Dataset records
━━━━━━━━━━━━━━━━━━━━━━━━━━━━━━

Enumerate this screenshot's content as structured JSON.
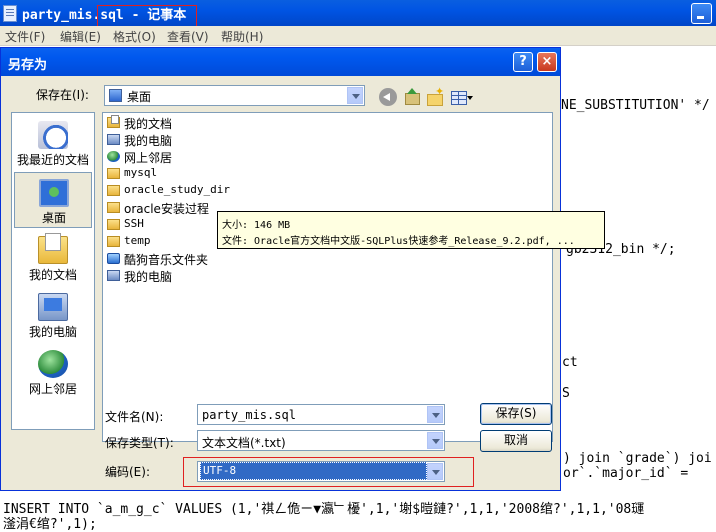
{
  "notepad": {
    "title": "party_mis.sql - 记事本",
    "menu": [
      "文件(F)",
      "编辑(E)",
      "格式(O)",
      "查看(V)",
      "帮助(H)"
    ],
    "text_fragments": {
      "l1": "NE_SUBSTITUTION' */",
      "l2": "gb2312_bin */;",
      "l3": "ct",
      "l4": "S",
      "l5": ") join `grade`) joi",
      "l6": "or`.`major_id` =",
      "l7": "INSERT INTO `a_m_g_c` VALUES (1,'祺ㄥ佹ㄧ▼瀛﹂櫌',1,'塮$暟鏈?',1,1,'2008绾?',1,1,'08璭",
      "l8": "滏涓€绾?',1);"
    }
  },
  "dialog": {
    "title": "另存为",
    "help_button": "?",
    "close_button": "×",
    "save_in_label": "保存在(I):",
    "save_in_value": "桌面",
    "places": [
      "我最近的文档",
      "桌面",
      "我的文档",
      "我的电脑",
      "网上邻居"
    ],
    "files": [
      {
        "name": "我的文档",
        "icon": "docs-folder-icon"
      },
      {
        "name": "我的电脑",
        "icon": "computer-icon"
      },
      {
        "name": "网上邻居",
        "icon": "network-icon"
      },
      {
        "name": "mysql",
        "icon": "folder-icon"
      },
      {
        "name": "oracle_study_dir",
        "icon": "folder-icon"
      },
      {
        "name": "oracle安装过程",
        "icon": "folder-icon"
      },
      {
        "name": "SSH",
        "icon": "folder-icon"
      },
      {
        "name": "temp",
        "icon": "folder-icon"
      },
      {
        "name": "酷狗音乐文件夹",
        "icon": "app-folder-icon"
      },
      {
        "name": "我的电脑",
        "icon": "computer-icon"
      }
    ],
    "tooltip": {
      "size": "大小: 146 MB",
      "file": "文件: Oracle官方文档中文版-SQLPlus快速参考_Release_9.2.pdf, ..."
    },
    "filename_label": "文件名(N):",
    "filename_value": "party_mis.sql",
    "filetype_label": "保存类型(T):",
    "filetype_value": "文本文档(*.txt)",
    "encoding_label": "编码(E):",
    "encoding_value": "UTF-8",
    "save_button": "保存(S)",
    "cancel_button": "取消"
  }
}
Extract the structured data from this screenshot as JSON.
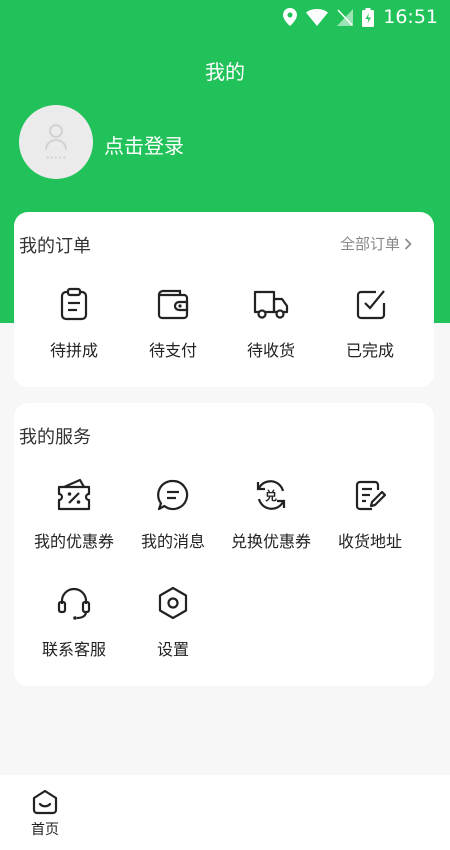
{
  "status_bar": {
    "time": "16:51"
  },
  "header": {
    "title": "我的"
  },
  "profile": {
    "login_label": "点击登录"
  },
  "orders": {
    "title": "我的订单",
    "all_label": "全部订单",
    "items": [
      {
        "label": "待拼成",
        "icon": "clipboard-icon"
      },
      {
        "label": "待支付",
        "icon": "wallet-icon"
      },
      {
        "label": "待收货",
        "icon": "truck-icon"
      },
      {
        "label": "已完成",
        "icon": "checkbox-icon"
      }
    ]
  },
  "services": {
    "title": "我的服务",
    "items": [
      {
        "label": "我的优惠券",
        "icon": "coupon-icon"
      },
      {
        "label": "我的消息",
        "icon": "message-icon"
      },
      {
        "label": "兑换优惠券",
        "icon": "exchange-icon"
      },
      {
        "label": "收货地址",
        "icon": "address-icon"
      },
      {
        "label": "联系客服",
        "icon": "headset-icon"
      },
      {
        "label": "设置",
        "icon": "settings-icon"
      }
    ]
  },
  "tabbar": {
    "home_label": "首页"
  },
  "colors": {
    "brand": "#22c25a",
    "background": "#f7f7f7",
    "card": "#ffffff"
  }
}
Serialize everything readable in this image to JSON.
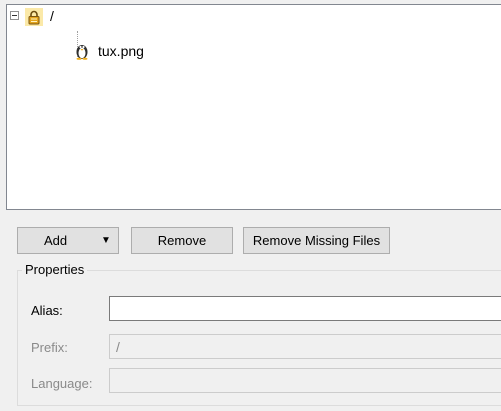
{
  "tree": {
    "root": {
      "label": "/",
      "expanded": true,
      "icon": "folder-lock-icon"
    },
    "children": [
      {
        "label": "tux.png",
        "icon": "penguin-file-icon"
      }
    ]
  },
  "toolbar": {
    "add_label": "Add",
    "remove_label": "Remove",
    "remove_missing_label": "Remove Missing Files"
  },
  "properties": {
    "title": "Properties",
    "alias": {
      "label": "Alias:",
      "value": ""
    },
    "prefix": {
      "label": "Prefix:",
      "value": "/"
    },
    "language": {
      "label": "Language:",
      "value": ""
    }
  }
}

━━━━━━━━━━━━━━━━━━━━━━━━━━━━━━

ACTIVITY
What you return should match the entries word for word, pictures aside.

REPLY
Enumerate this screenshot's content as structured JSON.
{
  "notepad": {
    "title": "party_mis.sql - 记事本",
    "menu": [
      "文件(F)",
      "编辑(E)",
      "格式(O)",
      "查看(V)",
      "帮助(H)"
    ],
    "text_fragments": {
      "l1": "NE_SUBSTITUTION' */",
      "l2": "gb2312_bin */;",
      "l3": "ct",
      "l4": "S",
      "l5": ") join `grade`) joi",
      "l6": "or`.`major_id` =",
      "l7": "INSERT INTO `a_m_g_c` VALUES (1,'祺ㄥ佹ㄧ▼瀛﹂櫌',1,'塮$暟鏈?',1,1,'2008绾?',1,1,'08璭",
      "l8": "滏涓€绾?',1);"
    }
  },
  "dialog": {
    "title": "另存为",
    "help_button": "?",
    "close_button": "×",
    "save_in_label": "保存在(I):",
    "save_in_value": "桌面",
    "places": [
      "我最近的文档",
      "桌面",
      "我的文档",
      "我的电脑",
      "网上邻居"
    ],
    "files": [
      {
        "name": "我的文档",
        "icon": "docs-folder-icon"
      },
      {
        "name": "我的电脑",
        "icon": "computer-icon"
      },
      {
        "name": "网上邻居",
        "icon": "network-icon"
      },
      {
        "name": "mysql",
        "icon": "folder-icon"
      },
      {
        "name": "oracle_study_dir",
        "icon": "folder-icon"
      },
      {
        "name": "oracle安装过程",
        "icon": "folder-icon"
      },
      {
        "name": "SSH",
        "icon": "folder-icon"
      },
      {
        "name": "temp",
        "icon": "folder-icon"
      },
      {
        "name": "酷狗音乐文件夹",
        "icon": "app-folder-icon"
      },
      {
        "name": "我的电脑",
        "icon": "computer-icon"
      }
    ],
    "tooltip": {
      "size": "大小: 146 MB",
      "file": "文件: Oracle官方文档中文版-SQLPlus快速参考_Release_9.2.pdf, ..."
    },
    "filename_label": "文件名(N):",
    "filename_value": "party_mis.sql",
    "filetype_label": "保存类型(T):",
    "filetype_value": "文本文档(*.txt)",
    "encoding_label": "编码(E):",
    "encoding_value": "UTF-8",
    "save_button": "保存(S)",
    "cancel_button": "取消"
  }
}
Extract the structured data from this screenshot as JSON.
{
  "status_bar": {
    "time": "16:51"
  },
  "header": {
    "title": "我的"
  },
  "profile": {
    "login_label": "点击登录"
  },
  "orders": {
    "title": "我的订单",
    "all_label": "全部订单",
    "items": [
      {
        "label": "待拼成",
        "icon": "clipboard-icon"
      },
      {
        "label": "待支付",
        "icon": "wallet-icon"
      },
      {
        "label": "待收货",
        "icon": "truck-icon"
      },
      {
        "label": "已完成",
        "icon": "checkbox-icon"
      }
    ]
  },
  "services": {
    "title": "我的服务",
    "items": [
      {
        "label": "我的优惠券",
        "icon": "coupon-icon"
      },
      {
        "label": "我的消息",
        "icon": "message-icon"
      },
      {
        "label": "兑换优惠券",
        "icon": "exchange-icon"
      },
      {
        "label": "收货地址",
        "icon": "address-icon"
      },
      {
        "label": "联系客服",
        "icon": "headset-icon"
      },
      {
        "label": "设置",
        "icon": "settings-icon"
      }
    ]
  },
  "tabbar": {
    "home_label": "首页"
  },
  "colors": {
    "brand": "#22c25a",
    "background": "#f7f7f7",
    "card": "#ffffff"
  }
}
Serialize everything readable in this image to JSON.
{
  "tree": {
    "root": {
      "label": "/",
      "expanded": true,
      "icon": "folder-lock-icon"
    },
    "children": [
      {
        "label": "tux.png",
        "icon": "penguin-file-icon"
      }
    ]
  },
  "toolbar": {
    "add_label": "Add",
    "remove_label": "Remove",
    "remove_missing_label": "Remove Missing Files"
  },
  "properties": {
    "title": "Properties",
    "alias": {
      "label": "Alias:",
      "value": ""
    },
    "prefix": {
      "label": "Prefix:",
      "value": "/"
    },
    "language": {
      "label": "Language:",
      "value": ""
    }
  }
}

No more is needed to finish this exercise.